(Component data from apps and pages)
———

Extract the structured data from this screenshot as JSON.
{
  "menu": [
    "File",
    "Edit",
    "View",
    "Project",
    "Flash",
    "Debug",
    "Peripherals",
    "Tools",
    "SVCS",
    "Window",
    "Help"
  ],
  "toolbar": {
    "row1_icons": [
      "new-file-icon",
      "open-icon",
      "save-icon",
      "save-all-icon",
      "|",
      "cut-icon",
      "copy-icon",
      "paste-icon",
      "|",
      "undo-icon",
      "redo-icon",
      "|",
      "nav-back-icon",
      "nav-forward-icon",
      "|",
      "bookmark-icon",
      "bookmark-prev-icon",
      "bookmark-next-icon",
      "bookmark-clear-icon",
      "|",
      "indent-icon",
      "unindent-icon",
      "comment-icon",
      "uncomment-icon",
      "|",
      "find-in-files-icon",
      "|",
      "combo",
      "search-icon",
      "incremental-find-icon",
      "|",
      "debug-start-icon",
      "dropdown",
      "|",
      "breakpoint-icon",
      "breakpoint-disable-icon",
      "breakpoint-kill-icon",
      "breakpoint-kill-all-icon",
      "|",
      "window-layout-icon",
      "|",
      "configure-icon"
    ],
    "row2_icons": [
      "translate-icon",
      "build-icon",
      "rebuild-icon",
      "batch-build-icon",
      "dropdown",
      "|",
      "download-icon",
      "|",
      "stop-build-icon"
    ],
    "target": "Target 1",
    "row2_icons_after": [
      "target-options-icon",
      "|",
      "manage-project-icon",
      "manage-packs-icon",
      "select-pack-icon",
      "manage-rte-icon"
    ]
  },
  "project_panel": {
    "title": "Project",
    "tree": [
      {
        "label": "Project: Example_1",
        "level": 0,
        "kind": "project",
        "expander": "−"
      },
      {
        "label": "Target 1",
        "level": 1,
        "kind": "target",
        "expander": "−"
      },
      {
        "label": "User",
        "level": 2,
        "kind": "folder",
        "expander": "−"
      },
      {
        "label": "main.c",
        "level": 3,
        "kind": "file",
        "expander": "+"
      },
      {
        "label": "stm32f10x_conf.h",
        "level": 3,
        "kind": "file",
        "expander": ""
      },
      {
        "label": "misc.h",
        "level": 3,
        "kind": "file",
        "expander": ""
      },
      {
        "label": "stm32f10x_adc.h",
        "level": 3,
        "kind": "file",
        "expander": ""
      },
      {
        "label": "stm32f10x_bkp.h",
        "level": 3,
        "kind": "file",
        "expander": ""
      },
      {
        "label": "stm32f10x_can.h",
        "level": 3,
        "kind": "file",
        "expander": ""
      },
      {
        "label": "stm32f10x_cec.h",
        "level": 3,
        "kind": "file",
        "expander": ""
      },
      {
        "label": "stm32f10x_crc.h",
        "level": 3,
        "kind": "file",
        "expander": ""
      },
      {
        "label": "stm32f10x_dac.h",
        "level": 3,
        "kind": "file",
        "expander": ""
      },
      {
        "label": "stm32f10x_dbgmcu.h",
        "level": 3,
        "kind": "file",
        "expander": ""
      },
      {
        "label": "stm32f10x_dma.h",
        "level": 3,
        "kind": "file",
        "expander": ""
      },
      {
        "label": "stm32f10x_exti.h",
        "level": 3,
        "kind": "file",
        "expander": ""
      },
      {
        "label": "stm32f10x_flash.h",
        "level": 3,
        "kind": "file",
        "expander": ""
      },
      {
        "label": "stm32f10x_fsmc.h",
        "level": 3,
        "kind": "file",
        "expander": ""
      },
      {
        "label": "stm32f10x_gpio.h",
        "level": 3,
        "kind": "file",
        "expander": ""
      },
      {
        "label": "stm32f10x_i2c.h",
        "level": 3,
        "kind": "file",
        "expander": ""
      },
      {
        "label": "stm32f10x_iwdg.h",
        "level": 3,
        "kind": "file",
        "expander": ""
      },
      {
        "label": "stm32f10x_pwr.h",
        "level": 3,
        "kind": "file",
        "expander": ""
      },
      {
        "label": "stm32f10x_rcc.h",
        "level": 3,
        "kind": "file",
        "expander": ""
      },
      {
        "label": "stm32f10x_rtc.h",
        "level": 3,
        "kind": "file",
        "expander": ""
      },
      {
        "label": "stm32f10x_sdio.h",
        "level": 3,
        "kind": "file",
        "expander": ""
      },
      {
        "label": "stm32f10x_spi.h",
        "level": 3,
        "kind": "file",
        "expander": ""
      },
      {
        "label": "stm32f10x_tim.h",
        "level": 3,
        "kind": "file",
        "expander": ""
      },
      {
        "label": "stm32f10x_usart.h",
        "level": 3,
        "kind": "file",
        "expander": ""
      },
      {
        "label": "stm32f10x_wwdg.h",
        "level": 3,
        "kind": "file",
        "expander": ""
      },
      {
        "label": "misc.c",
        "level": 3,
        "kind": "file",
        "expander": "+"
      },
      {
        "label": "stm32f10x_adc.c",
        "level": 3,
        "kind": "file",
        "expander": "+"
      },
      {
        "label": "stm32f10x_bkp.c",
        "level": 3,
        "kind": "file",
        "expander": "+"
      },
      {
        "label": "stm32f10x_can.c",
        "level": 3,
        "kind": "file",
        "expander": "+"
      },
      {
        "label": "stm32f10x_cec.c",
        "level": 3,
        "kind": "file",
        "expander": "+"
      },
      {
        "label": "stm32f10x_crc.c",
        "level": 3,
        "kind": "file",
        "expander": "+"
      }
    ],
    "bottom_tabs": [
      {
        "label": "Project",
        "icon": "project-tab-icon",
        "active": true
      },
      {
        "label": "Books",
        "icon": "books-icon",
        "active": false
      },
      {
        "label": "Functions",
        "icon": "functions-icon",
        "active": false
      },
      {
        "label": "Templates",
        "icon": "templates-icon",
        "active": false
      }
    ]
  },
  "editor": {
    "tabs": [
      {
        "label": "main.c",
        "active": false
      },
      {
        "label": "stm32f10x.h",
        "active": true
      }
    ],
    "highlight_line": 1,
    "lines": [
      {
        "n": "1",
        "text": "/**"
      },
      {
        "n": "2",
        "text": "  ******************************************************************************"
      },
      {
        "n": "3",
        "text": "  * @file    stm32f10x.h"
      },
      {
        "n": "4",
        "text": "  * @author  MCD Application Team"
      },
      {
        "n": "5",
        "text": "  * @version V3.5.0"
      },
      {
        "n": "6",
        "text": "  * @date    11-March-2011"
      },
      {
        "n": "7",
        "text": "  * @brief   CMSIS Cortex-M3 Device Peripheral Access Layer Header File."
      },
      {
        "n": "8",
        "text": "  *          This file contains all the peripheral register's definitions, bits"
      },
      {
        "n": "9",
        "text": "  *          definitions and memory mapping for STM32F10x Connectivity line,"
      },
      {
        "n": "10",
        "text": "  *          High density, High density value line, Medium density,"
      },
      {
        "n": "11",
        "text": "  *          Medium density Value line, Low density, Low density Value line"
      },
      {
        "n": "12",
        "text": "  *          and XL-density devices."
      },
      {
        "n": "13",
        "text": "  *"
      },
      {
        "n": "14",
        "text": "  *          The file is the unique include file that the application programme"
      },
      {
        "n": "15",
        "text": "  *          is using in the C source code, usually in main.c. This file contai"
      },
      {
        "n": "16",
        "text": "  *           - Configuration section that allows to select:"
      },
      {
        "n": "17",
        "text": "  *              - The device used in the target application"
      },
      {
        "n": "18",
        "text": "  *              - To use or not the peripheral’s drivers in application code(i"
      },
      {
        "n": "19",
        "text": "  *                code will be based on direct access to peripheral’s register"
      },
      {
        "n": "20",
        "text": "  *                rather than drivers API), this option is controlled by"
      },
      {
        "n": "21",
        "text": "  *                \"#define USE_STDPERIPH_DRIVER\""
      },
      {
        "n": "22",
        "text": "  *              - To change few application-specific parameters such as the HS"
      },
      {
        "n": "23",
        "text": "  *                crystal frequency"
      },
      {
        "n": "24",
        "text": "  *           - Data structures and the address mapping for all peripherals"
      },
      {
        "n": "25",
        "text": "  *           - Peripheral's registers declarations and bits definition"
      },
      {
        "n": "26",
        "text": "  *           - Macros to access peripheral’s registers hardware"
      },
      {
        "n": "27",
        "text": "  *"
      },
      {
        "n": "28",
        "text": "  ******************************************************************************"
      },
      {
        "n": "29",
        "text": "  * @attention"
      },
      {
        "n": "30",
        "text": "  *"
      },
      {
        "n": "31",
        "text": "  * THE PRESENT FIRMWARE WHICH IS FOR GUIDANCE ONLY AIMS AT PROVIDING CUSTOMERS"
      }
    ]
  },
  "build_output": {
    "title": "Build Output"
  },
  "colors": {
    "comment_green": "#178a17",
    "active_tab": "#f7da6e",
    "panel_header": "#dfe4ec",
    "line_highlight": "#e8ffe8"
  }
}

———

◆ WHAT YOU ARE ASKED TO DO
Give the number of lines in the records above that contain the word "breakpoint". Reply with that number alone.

◆ RESULT
4